## Amplification Process of Base Current and Collector Current

Equations governing the amplification process shed light on the relationship between I_{B} and I_{C}. The gain (β) of a transistor, represented by the equation A_{V}=V_{out}/V_{in}, is directly influenced by I_{B}.

## Factors Influencing Current Strength

The equation I_{B}=I_{CBO}/β encapsulates the influence of semiconductor characteristics on I_{B}. I_{CBO} represents the reverse collector current, and β is the transistor gain.

### Balance Between I_{B} and I_{C}:

Achieving balance is crucial, as highlighted by the equation I_{C}=β*I_{B}. Deviations from this balance can lead to inefficiencies and signal distortion.

## Analogies and Metaphors

Analogies and metaphors enriched with equations provide a deeper understanding.

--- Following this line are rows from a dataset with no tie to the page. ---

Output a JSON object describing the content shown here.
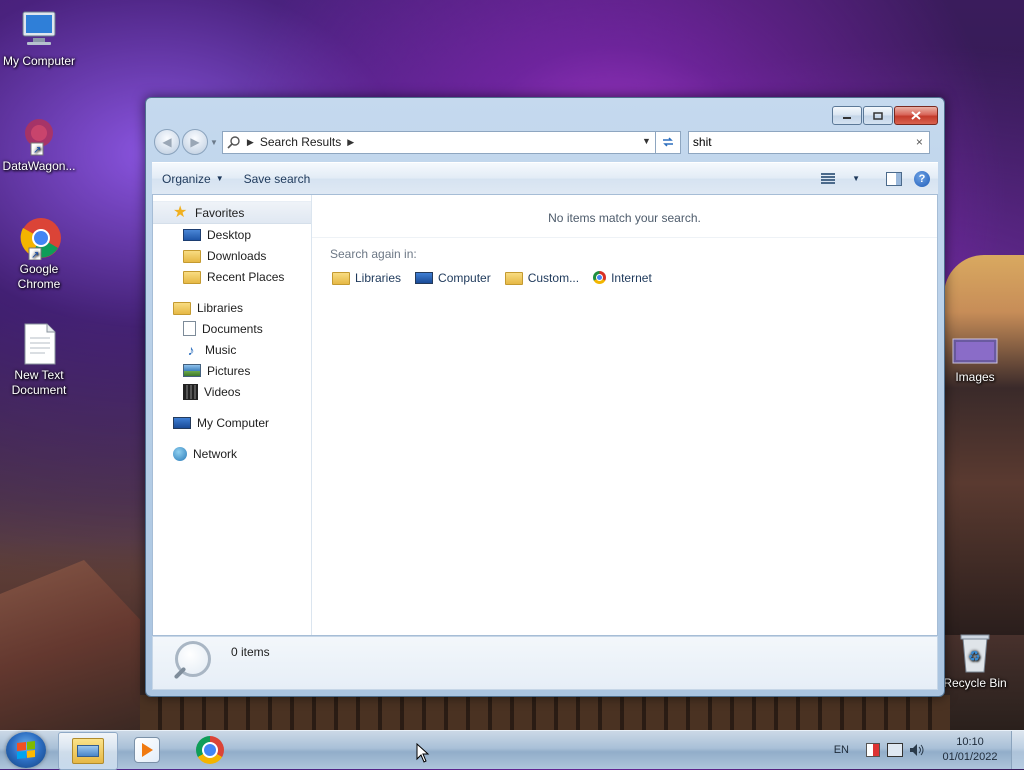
{
  "desktop": {
    "icons": [
      {
        "label": "My Computer",
        "icon": "computer-icon"
      },
      {
        "label": "DataWagon...",
        "icon": "datawagon-icon"
      },
      {
        "label": "Google Chrome",
        "icon": "chrome-icon"
      },
      {
        "label": "New Text Document",
        "icon": "text-document-icon"
      },
      {
        "label": "Images",
        "icon": "images-folder-icon"
      },
      {
        "label": "Recycle Bin",
        "icon": "recycle-bin-icon"
      }
    ]
  },
  "window": {
    "address": {
      "breadcrumb": "Search Results",
      "icon": "search-icon"
    },
    "search": {
      "value": "shit",
      "clear_label": "×"
    },
    "toolbar": {
      "organize_label": "Organize",
      "save_search_label": "Save search",
      "help_label": "?"
    },
    "navpane": {
      "favorites": "Favorites",
      "favorites_items": [
        "Desktop",
        "Downloads",
        "Recent Places"
      ],
      "libraries": "Libraries",
      "libraries_items": [
        "Documents",
        "Music",
        "Pictures",
        "Videos"
      ],
      "computer": "My Computer",
      "network": "Network"
    },
    "main": {
      "empty_message": "No items match your search.",
      "search_again_label": "Search again in:",
      "search_again_items": [
        "Libraries",
        "Computer",
        "Custom...",
        "Internet"
      ]
    },
    "details": {
      "items_count": "0 items"
    }
  },
  "taskbar": {
    "language": "EN",
    "time": "10:10",
    "date": "01/01/2022"
  }
}
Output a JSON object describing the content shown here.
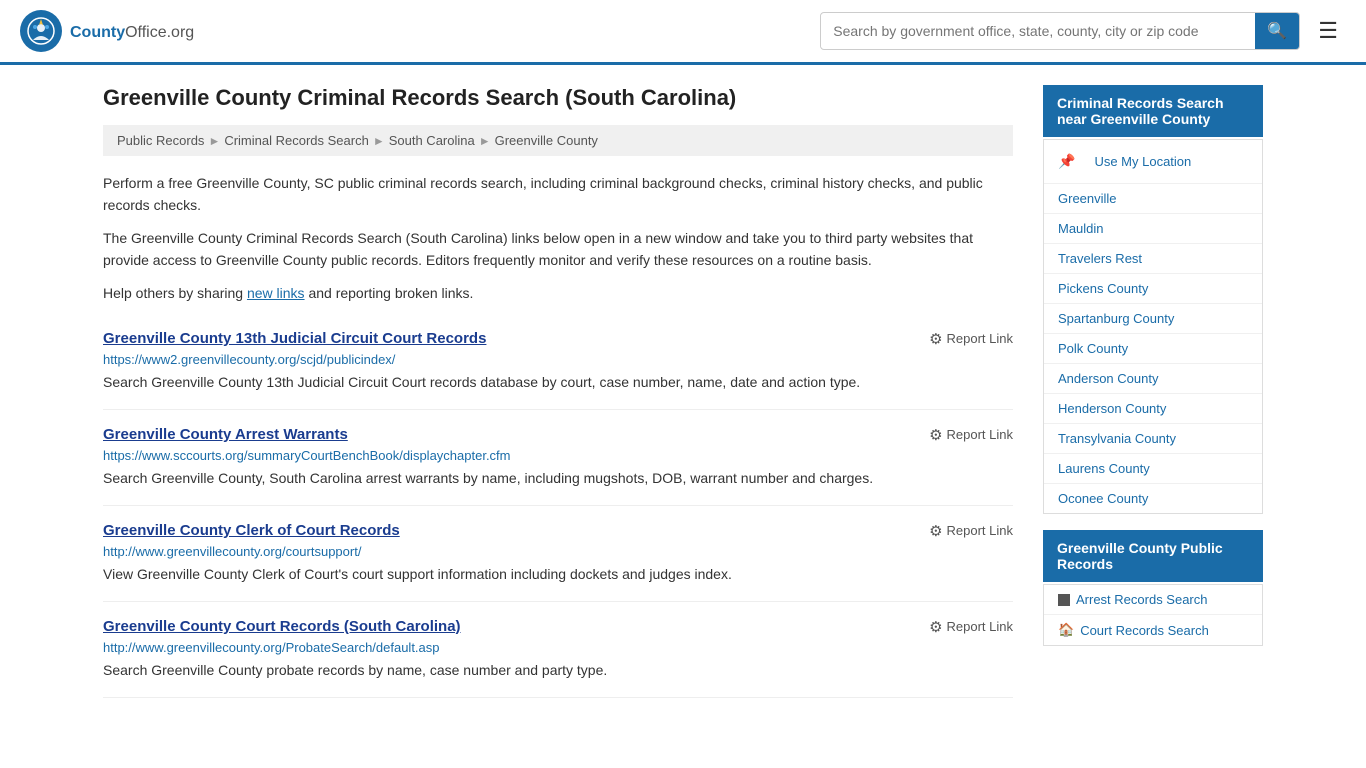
{
  "header": {
    "logo_text": "County",
    "logo_suffix": "Office.org",
    "search_placeholder": "Search by government office, state, county, city or zip code",
    "menu_label": "Menu"
  },
  "page": {
    "title": "Greenville County Criminal Records Search (South Carolina)",
    "breadcrumb": [
      {
        "label": "Public Records",
        "href": "#"
      },
      {
        "label": "Criminal Records Search",
        "href": "#"
      },
      {
        "label": "South Carolina",
        "href": "#"
      },
      {
        "label": "Greenville County",
        "href": "#"
      }
    ],
    "description1": "Perform a free Greenville County, SC public criminal records search, including criminal background checks, criminal history checks, and public records checks.",
    "description2": "The Greenville County Criminal Records Search (South Carolina) links below open in a new window and take you to third party websites that provide access to Greenville County public records. Editors frequently monitor and verify these resources on a routine basis.",
    "description3_pre": "Help others by sharing ",
    "description3_link": "new links",
    "description3_post": " and reporting broken links.",
    "results": [
      {
        "title": "Greenville County 13th Judicial Circuit Court Records",
        "url": "https://www2.greenvillecounty.org/scjd/publicindex/",
        "desc": "Search Greenville County 13th Judicial Circuit Court records database by court, case number, name, date and action type.",
        "report": "Report Link"
      },
      {
        "title": "Greenville County Arrest Warrants",
        "url": "https://www.sccourts.org/summaryCourtBenchBook/displaychapter.cfm",
        "desc": "Search Greenville County, South Carolina arrest warrants by name, including mugshots, DOB, warrant number and charges.",
        "report": "Report Link"
      },
      {
        "title": "Greenville County Clerk of Court Records",
        "url": "http://www.greenvillecounty.org/courtsupport/",
        "desc": "View Greenville County Clerk of Court's court support information including dockets and judges index.",
        "report": "Report Link"
      },
      {
        "title": "Greenville County Court Records (South Carolina)",
        "url": "http://www.greenvillecounty.org/ProbateSearch/default.asp",
        "desc": "Search Greenville County probate records by name, case number and party type.",
        "report": "Report Link"
      }
    ]
  },
  "sidebar": {
    "nearby_title": "Criminal Records Search near Greenville County",
    "use_location": "Use My Location",
    "nearby_links": [
      "Greenville",
      "Mauldin",
      "Travelers Rest",
      "Pickens County",
      "Spartanburg County",
      "Polk County",
      "Anderson County",
      "Henderson County",
      "Transylvania County",
      "Laurens County",
      "Oconee County"
    ],
    "public_records_title": "Greenville County Public Records",
    "public_records_links": [
      "Arrest Records Search",
      "Court Records Search"
    ]
  }
}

Imagine I_{B} as the conductor orchestrating a symphony of electrons represented by I_{C}. This analogy aligns with the equation I_{C}=β*I_{B}, showcasing the conductor’s influence.

## Comparing Base and Collector Currents

Quantitative analysis using equations reinforces the disparity between I_{B} and I_{C}. The graphical representation of I_{B} and I_{C} magnitudes visually demonstrates their relationship.

## Conclusion

The intricate relationship between I_{B} and I_{C} in transistors unravels when viewed through equations. The mathematical underpinnings provide a nuanced understanding, emphasizing the importance of balancing these currents for efficient and reliable transistor operation.

## Additional Questions May Ask

### How is base current defined in a transistor?

Base current (I_{B}) is the current flowing into the base terminal of a transistor, initiating the flow of collector current (I_{C}). This relationship is expressed by the equation I_{C}=β*I_{B}.

### What is the role of collector current in transistor amplification?

The collector current is the driving force behind the amplification capabilities of a transistor. Its influence on the output voltage is determined by the equation V_{out}=-β*V_{in}.

### How does the efficiency of a transistor relate to base and collector currents?

The efficiency of a transistor is defined by the equation η=P_{out}/P_{in}. This equation underscores the critical role of balancing I_{B} and I_{C} for optimal transistor efficiency.